Badlands Night Sky Workshops - Join me this June in the Badlands of SD and learn how to shoot stills and astro timelapse.

Watch for a shot of "Steve" Aurora at 1:52

Available in 8K resolution for licensing.

The timelapse was shot with Sony AR7II, Canon 5DSR and Nikon D810. The D810 isn't quite 8K native, but I think those shots still turned out better than the 5DSR night shots, which are much larger stills.

Photography and Editing – Randy Halverson
Produced by Randy Halverson – Dakotalapse, LLC
Opening Dakotalapse graphics – Luke Arens
Music Epic Cinematic by Eric Dillen, licensed through Audiojungle.net

Thanks to Cheyenne Camping Center for the great deals on the travel trailers you see in a few of the shots. cheyennecampingcenter.com

Contact for licensing footage, shooting rates or anything else.
Randy Halverson
dakotalapse@gmail.com

Follow:
Facebook facebook.com/dakotalapse
Instagram instagram.com/dakotalapse

Monday, July 2, 2018

New Work: Saccades XI, oil on canvas, 40 x 40 inches

Saccades XI, oil on canvas, 40 x 40 inches  $7550 framed
Exhibiting:  Dominique Boisjoli Fine Art

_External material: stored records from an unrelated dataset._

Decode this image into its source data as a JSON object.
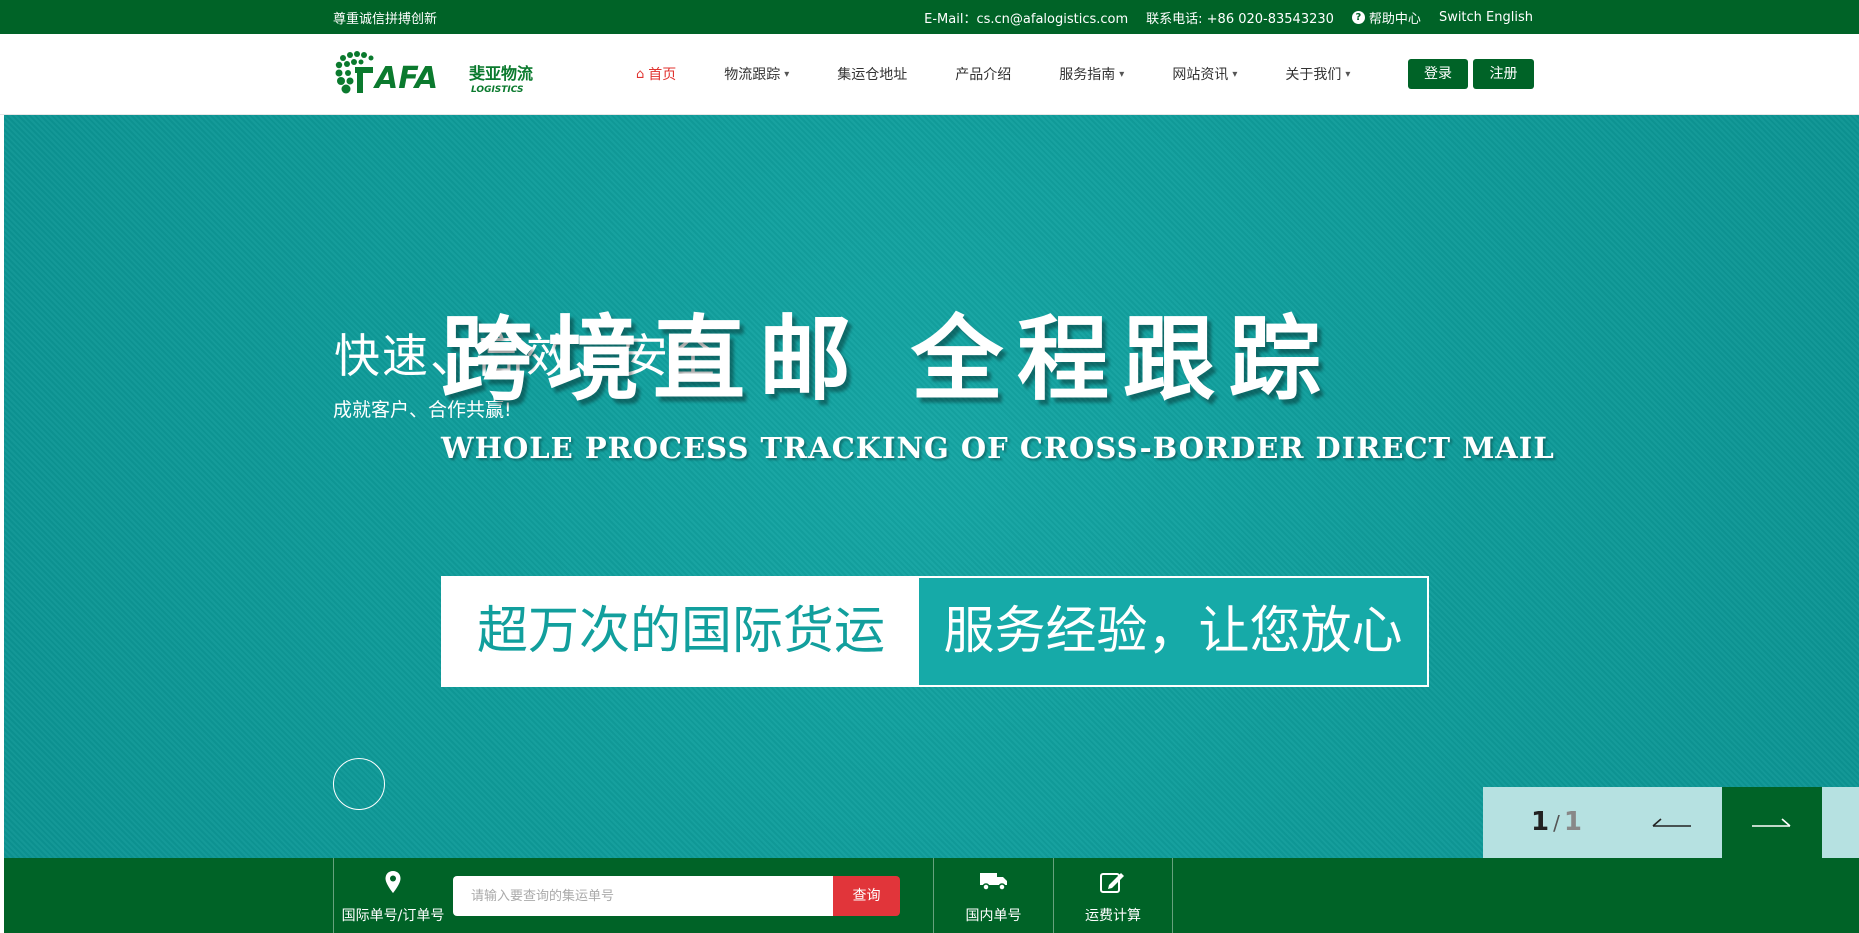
{
  "topbar": {
    "slogan": "尊重诚信拼搏创新",
    "email": "E-Mail：cs.cn@afalogistics.com",
    "phone": "联系电话: +86 020-83543230",
    "help": "帮助中心",
    "switch_lang": "Switch English"
  },
  "logo": {
    "brand": "AFA",
    "cn": "斐亚物流",
    "en": "LOGISTICS"
  },
  "nav": {
    "items": [
      {
        "label": "首页",
        "active": true,
        "dropdown": false
      },
      {
        "label": "物流跟踪",
        "active": false,
        "dropdown": true
      },
      {
        "label": "集运仓地址",
        "active": false,
        "dropdown": false
      },
      {
        "label": "产品介绍",
        "active": false,
        "dropdown": false
      },
      {
        "label": "服务指南",
        "active": false,
        "dropdown": true
      },
      {
        "label": "网站资讯",
        "active": false,
        "dropdown": true
      },
      {
        "label": "关于我们",
        "active": false,
        "dropdown": true
      }
    ],
    "login": "登录",
    "register": "注册"
  },
  "hero": {
    "small_line1": "快速、高效、安全",
    "small_line2": "成就客户、合作共赢!",
    "big_title": "跨境直邮  全程跟踪",
    "en_title": "WHOLE PROCESS TRACKING OF CROSS-BORDER DIRECT MAIL",
    "banner_left": "超万次的国际货运",
    "banner_right": "服务经验，让您放心"
  },
  "slider": {
    "current": "1",
    "separator": "/",
    "total": "1"
  },
  "bottom": {
    "tool1_label": "国际单号/订单号",
    "search_placeholder": "请输入要查询的集运单号",
    "search_button": "查询",
    "tool2_label": "国内单号",
    "tool3_label": "运费计算"
  },
  "colors": {
    "brand_green": "#006327",
    "hero_teal": "#0e9b99",
    "accent_red": "#e1353a"
  }
}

The Saccades Series is something I invented for myself. It is a way to use the randomness of the forest to create abstracted patterns and color combinations without limits. Each one presents a number of problems and opportunities that I haven't encounterd before and that's the point. Saccades is an optical term that describes a condition where the eye can't rest on a particular spot.


In this case, there is that obvious blue trunk in the foreground, but it's not enough to create a real  focus. The colors are arrayed in subtle ways and the light source is diffused, creating the overall effect of that soft yellow-green light enveloping everything in the background.

The color palette shifted on this one numerous times but I did want the blue to be somewhat predominant. The light changed as well, from a darker, grayer forest to one with a more intense light coming through, but that was discarded as well.

It is often said that the painting will tell you want it wants and over a series of painting sessions with this one, I was getting an earful. The oil and I opted for the soft poetry of a forest with the soft light nearby.


Sunday, July 1, 2018

New Work: Soft Forest Blues, oil on canvas 40 x 40 inches

Soft Forest Blues, oil on canvas 40 x 40 inches   $7550.
Exhibiting:  Dominique Boisjoli Fine Art

The goal here was to do a forest with blues woven into the composition. I wanted something subtle without the blues being primary. It's easy to use blues to make trees but it's difficult to make them believable.

All of the colors are greyed down, even the darks and lights, allowing the different blues to gently glow in the background. The numerous trunks and branches create a lot of complexity, all to create a veil for the blue hues. The line of trees is bordered with that bit of sky and the muted orange below, a bit of reality to bring it all together.

Finally, the foreground was muted even more, allowing the other subtleties in the painting a chance to be noticed.